[WHAT TO DO]
Using the listing below, copy every line that mentions "sharing".

[PROVIDED INFORMATION]
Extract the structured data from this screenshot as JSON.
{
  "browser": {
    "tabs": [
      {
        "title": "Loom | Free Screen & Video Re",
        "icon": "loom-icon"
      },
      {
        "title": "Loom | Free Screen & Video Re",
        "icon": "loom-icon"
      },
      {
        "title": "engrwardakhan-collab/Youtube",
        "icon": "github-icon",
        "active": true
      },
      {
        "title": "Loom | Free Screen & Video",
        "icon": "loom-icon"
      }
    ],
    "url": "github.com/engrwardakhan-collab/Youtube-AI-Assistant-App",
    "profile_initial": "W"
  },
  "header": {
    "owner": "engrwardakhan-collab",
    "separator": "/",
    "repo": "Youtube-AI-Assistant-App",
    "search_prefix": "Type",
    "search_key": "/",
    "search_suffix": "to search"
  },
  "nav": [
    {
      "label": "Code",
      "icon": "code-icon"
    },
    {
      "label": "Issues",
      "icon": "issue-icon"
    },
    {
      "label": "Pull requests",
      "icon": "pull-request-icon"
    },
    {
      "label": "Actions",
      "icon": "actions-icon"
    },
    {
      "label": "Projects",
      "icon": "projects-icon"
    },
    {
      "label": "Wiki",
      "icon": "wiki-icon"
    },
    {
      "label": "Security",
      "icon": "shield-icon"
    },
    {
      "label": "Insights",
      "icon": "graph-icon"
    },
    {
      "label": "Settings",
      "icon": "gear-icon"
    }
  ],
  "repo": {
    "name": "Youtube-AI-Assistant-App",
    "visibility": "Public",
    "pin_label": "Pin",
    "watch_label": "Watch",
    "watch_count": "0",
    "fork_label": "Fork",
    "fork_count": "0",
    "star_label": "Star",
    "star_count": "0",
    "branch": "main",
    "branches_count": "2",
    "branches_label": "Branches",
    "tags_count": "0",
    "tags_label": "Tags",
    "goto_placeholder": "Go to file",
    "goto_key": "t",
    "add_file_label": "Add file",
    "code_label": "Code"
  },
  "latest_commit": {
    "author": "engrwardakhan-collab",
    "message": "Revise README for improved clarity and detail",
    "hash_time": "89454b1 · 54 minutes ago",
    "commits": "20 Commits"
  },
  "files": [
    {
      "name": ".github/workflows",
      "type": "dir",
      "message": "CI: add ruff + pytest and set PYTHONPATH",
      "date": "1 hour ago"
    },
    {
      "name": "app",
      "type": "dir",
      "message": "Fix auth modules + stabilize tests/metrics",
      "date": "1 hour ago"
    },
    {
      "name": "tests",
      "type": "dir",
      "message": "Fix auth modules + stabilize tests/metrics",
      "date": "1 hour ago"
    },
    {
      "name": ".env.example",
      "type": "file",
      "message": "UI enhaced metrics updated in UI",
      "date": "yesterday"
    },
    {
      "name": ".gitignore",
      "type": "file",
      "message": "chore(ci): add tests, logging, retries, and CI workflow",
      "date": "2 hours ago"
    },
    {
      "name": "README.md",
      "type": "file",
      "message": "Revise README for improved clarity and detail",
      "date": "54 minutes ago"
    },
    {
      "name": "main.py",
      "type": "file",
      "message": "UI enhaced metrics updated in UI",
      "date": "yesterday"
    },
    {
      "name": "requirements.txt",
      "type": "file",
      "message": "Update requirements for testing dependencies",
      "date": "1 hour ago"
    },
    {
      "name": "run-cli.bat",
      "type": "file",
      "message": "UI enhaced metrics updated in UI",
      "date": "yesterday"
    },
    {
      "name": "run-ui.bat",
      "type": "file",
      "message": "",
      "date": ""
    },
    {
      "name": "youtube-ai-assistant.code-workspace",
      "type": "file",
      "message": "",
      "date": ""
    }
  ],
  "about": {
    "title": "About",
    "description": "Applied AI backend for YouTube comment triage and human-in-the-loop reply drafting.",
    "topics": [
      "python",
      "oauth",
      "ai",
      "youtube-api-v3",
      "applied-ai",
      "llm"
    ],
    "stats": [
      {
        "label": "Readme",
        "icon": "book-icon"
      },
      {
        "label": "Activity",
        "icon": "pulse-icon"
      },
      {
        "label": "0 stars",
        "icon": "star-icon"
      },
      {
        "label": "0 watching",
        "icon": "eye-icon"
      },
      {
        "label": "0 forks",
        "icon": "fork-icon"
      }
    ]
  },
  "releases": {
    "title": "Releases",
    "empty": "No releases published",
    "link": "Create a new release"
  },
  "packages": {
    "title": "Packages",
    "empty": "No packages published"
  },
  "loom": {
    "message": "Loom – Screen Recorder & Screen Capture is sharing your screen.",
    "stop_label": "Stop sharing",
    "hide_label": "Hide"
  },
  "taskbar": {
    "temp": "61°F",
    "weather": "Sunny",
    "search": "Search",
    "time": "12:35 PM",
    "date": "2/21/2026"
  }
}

[ANSWER TO THE PROBLEM]
    "message": "Loom – Screen Recorder & Screen Capture is sharing your screen.",
    "stop_label": "Stop sharing",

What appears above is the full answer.